The Stout Street Health Center is poised to get some company.
The Colorado Coalition for the Homeless, which completed the healthcare facility at 2130 Stout St. in 2014, now is planning a nine-story project across the alley from it on what is currently a parking lot at 2175 California St.
Plans call for the second and third floor of the structure to be a “recuperative care” facility, with 75 beds. The fourth through ninth floors will have 98 income-restricted apartments, about half of them for those earning up to 30 percent of the area median income.
Coalition President and CEO John Parvensky, who has led the organization for 35 years, said the recuperative care beds are an attempt to address a common scenario. A homeless person goes to the hospital and receives treatment, but then “because of their homeless status, they cannot safely be discharged to the streets or even a shelter” because some amount of ongoing care is needed.
That ongoing care could be that the individual needs to be on oxygen, or simply that they need a daily wound check.
“More and more of the shelters are being asked to take people that they don’t have the capacity to provide adequate medical oversight,” Parvensky said.
The idea with the recuperative beds is to allow those individuals to leave the hospital for a place that can still provide care, and also work to ensure they have access to health care in the future.
The second floor of the building will have 50 beds, intended for individuals staying 30 to 45 days. The 25 beds on the third floor will be for those who might stay longer than 45 days.
The proposed structure goes before the Downtown Design Advisory Board for a second time this week.
The 2175 California St. parcel, which the coalition owns, is 0.43 acres. Parvensky said the placement of the project by the Stout Street Health Center, which also has housing above its clinic space, was intentional.
“Last year we served about 10,000 unique patients there,” he said.
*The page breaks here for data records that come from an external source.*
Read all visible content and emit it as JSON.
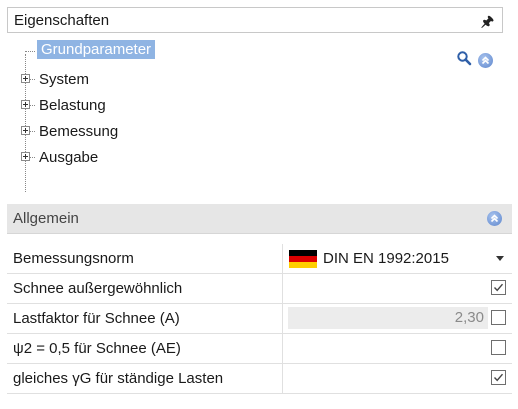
{
  "panel": {
    "title": "Eigenschaften",
    "pin_icon": "pin-icon"
  },
  "tree": {
    "items": [
      {
        "label": "Grundparameter",
        "selected": true,
        "expandable": false
      },
      {
        "label": "System",
        "selected": false,
        "expandable": true
      },
      {
        "label": "Belastung",
        "selected": false,
        "expandable": true
      },
      {
        "label": "Bemessung",
        "selected": false,
        "expandable": true
      },
      {
        "label": "Ausgabe",
        "selected": false,
        "expandable": true
      }
    ],
    "tools": {
      "search_icon": "search-icon",
      "collapse_icon": "collapse-up-icon"
    }
  },
  "section": {
    "title": "Allgemein",
    "collapse_icon": "collapse-up-icon"
  },
  "properties": [
    {
      "name": "Bemessungsnorm",
      "value": "DIN EN 1992:2015",
      "type": "dropdown",
      "flag": "germany-flag-icon"
    },
    {
      "name": "Schnee außergewöhnlich",
      "checked": true,
      "type": "checkbox"
    },
    {
      "name": "Lastfaktor für Schnee (A)",
      "value": "2,30",
      "checked": false,
      "type": "value-checkbox"
    },
    {
      "name": "ψ2 = 0,5 für Schnee (AE)",
      "checked": false,
      "type": "checkbox"
    },
    {
      "name": "gleiches γG für ständige Lasten",
      "checked": true,
      "type": "checkbox"
    }
  ],
  "colors": {
    "selection": "#8fb4e3",
    "section_bg": "#e6e6e6",
    "flag": [
      "#000000",
      "#dd0000",
      "#ffce00"
    ]
  }
}
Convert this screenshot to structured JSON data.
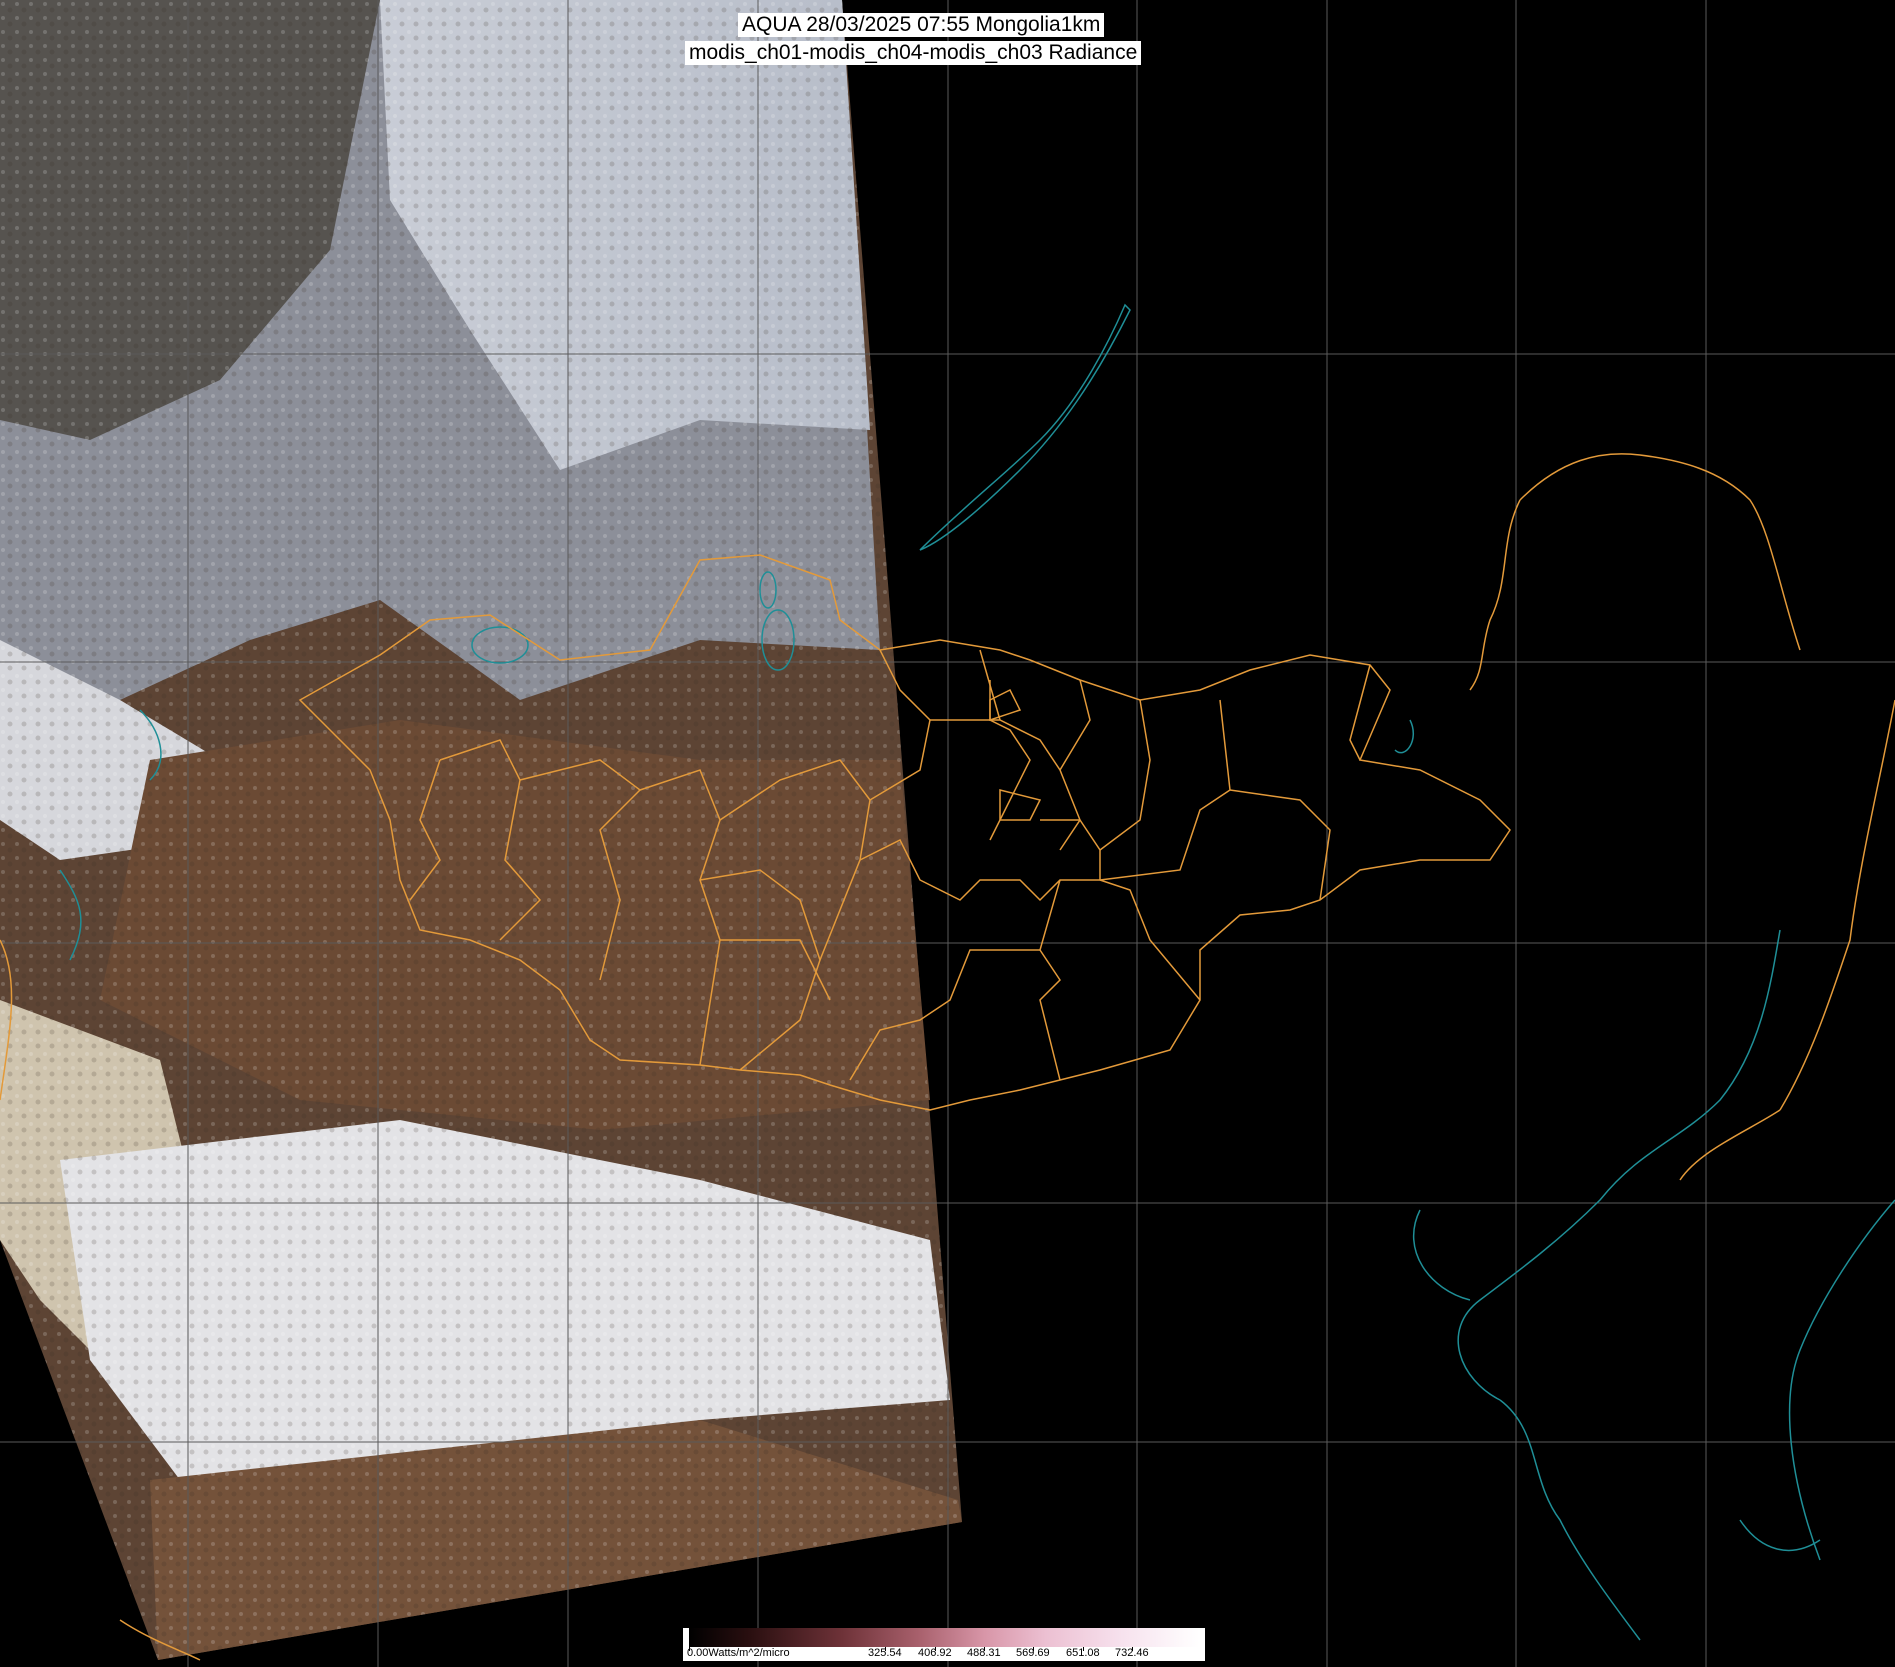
{
  "title": {
    "line1": "AQUA 28/03/2025 07:55 Mongolia1km",
    "line2": "modis_ch01-modis_ch04-modis_ch03 Radiance"
  },
  "legend": {
    "unit_label": "0.00Watts/m^2/micro",
    "ticks": [
      "325.54",
      "406.92",
      "488.31",
      "569.69",
      "651.08",
      "732.46"
    ],
    "colors": [
      "#000000",
      "#6e3238",
      "#d896a8",
      "#ffffff"
    ]
  },
  "colors": {
    "admin_boundaries": "#e39a3a",
    "coastlines_lakes": "#1f8f97",
    "graticule": "#5a5a5a",
    "background": "#000000"
  }
}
Parvensky said nailing down financing for the California Street project was a challenge. The structure will ultimately have three owners, he said, because three different financing mechanisms are being used: low-income housing tax credits, private activity bonds and new markets tax credits.
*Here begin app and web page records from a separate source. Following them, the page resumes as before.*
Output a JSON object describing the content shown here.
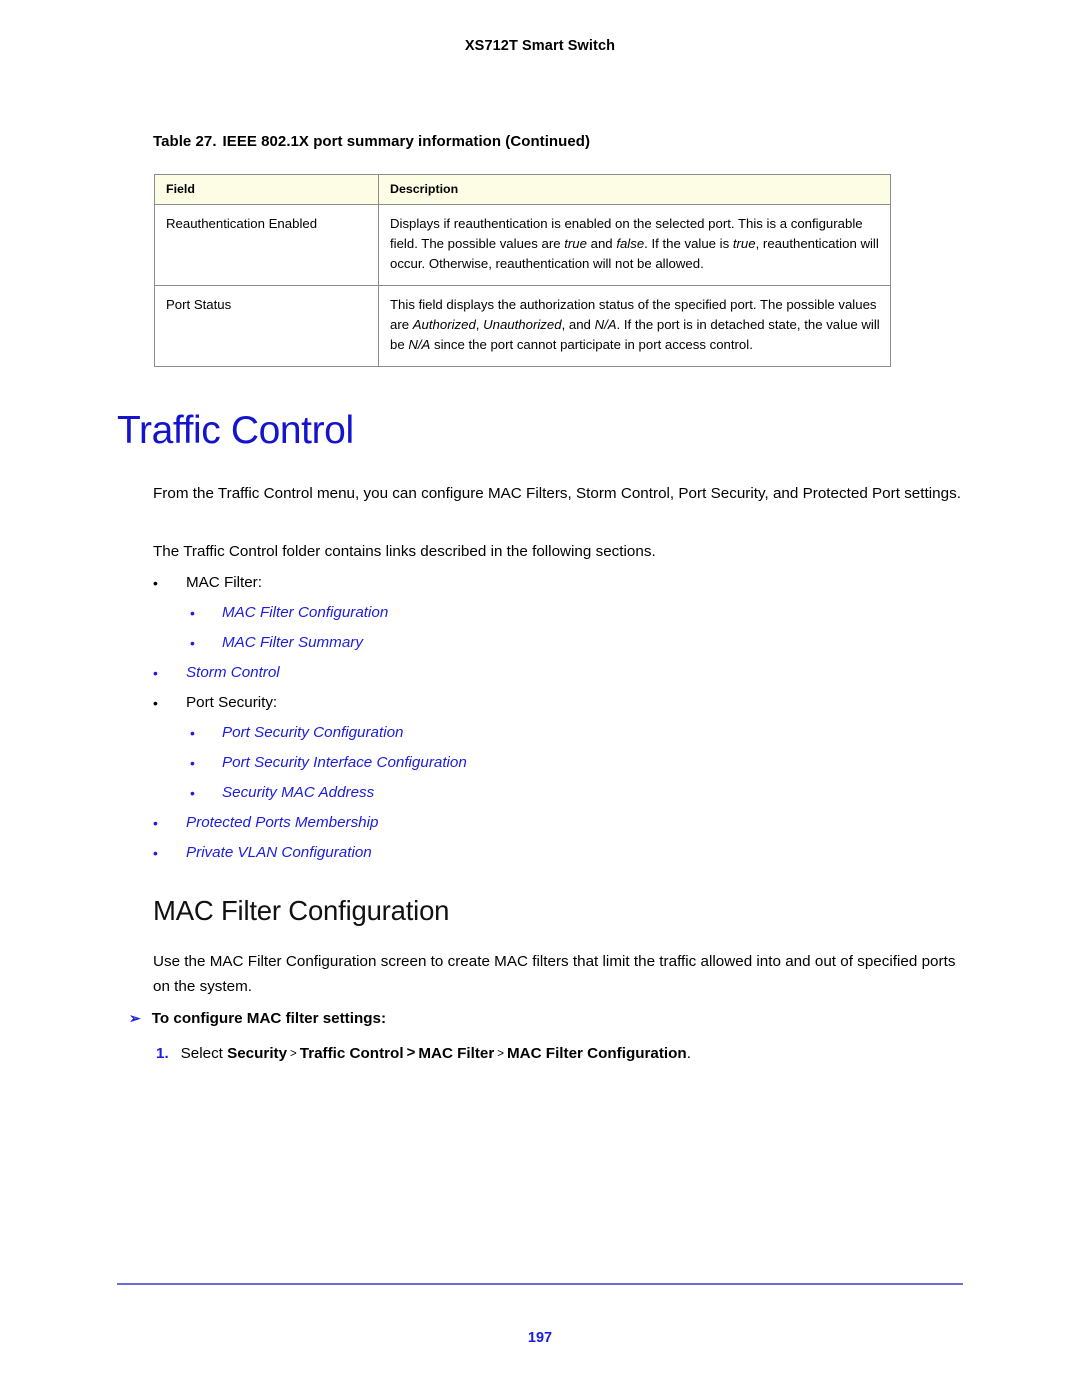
{
  "header": {
    "running_title": "XS712T Smart Switch"
  },
  "table": {
    "caption_number": "Table 27.",
    "caption_text": "IEEE 802.1X port summary information (Continued)",
    "columns": [
      "Field",
      "Description"
    ],
    "header_bg": "#FDFCE4",
    "border_color": "#8C8C8C",
    "rows": [
      {
        "field": "Reauthentication Enabled",
        "description_runs": [
          {
            "text": "Displays if reauthentication is enabled on the selected port. This is a configurable field. The possible values are ",
            "style": "normal"
          },
          {
            "text": "true",
            "style": "italic"
          },
          {
            "text": " and ",
            "style": "normal"
          },
          {
            "text": "false",
            "style": "italic"
          },
          {
            "text": ". If the value is ",
            "style": "normal"
          },
          {
            "text": "true",
            "style": "italic"
          },
          {
            "text": ", reauthentication will occur. Otherwise, reauthentication will not be allowed.",
            "style": "normal"
          }
        ]
      },
      {
        "field": "Port Status",
        "description_runs": [
          {
            "text": "This field displays the authorization status of the specified port. The possible values are ",
            "style": "normal"
          },
          {
            "text": "Authorized",
            "style": "italic"
          },
          {
            "text": ", ",
            "style": "normal"
          },
          {
            "text": "Unauthorized",
            "style": "italic"
          },
          {
            "text": ", and ",
            "style": "normal"
          },
          {
            "text": "N/A",
            "style": "italic"
          },
          {
            "text": ". If the port is in detached state, the value will be ",
            "style": "normal"
          },
          {
            "text": "N/A",
            "style": "italic"
          },
          {
            "text": " since the port cannot participate in port access control.",
            "style": "normal"
          }
        ]
      }
    ]
  },
  "section_traffic_control": {
    "heading": "Traffic Control",
    "heading_color": "#1414CC",
    "paragraph_intro": "From the Traffic Control menu, you can configure MAC Filters, Storm Control, Port Security, and Protected Port settings.",
    "paragraph_folder": "The Traffic Control folder contains links described in the following sections.",
    "link_color": "#1C1CE0",
    "list": [
      {
        "level": 1,
        "label": "MAC Filter:",
        "kind": "plain"
      },
      {
        "level": 2,
        "label": "MAC Filter Configuration",
        "kind": "link"
      },
      {
        "level": 2,
        "label": "MAC Filter Summary",
        "kind": "link"
      },
      {
        "level": 1,
        "label": "Storm Control",
        "kind": "link"
      },
      {
        "level": 1,
        "label": "Port Security:",
        "kind": "plain"
      },
      {
        "level": 2,
        "label": "Port Security Configuration",
        "kind": "link"
      },
      {
        "level": 2,
        "label": "Port Security Interface Configuration",
        "kind": "link"
      },
      {
        "level": 2,
        "label": "Security MAC Address",
        "kind": "link"
      },
      {
        "level": 1,
        "label": "Protected Ports Membership",
        "kind": "link"
      },
      {
        "level": 1,
        "label": "Private VLAN Configuration",
        "kind": "link"
      }
    ]
  },
  "section_mac_filter_configuration": {
    "heading": "MAC Filter Configuration",
    "paragraph": "Use the MAC Filter Configuration screen to create MAC filters that limit the traffic allowed into and out of specified ports on the system.",
    "procedure_marker": "➢",
    "procedure_heading": "To configure MAC filter settings:",
    "step_number": "1.",
    "step_runs": [
      {
        "text": "Select ",
        "style": "normal"
      },
      {
        "text": "Security",
        "style": "bold"
      },
      {
        "text": ">",
        "style": "sep-small"
      },
      {
        "text": "Traffic Control",
        "style": "bold"
      },
      {
        "text": ">",
        "style": "sep-big"
      },
      {
        "text": "MAC Filter",
        "style": "bold"
      },
      {
        "text": ">",
        "style": "sep-small"
      },
      {
        "text": "MAC Filter Configuration",
        "style": "bold"
      },
      {
        "text": ".",
        "style": "normal"
      }
    ]
  },
  "footer": {
    "page_number": "197",
    "rule_color": "#6B6BDC",
    "page_number_color": "#1C1CE0"
  }
}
“Putting all three of those pieces together, it’s not for the faint of heart,” he said.
Parvensky said he knows there is some concern about the amount of services and facilities in Arapahoe Square intended for low-income and homeless individuals, but design-wise, “most people will pass by it and think it’s one of the new residential projects in the neighborhood.”
In addition to the Stout Street Health Center, the coalition also completed Renaissance Downtown Lofts in 2018 at 2075 North Broadway, a short distance away. Parvensky said he’s also glad to see that hundreds of market-rate apartments have been completed within two blocks of both projects in recent years.
Parvensky said the nonprofit hopes to break ground on the California Street project by the end of the year, and expects it will take 18 months to build. Christopher Carvell Architects drew up the project plans.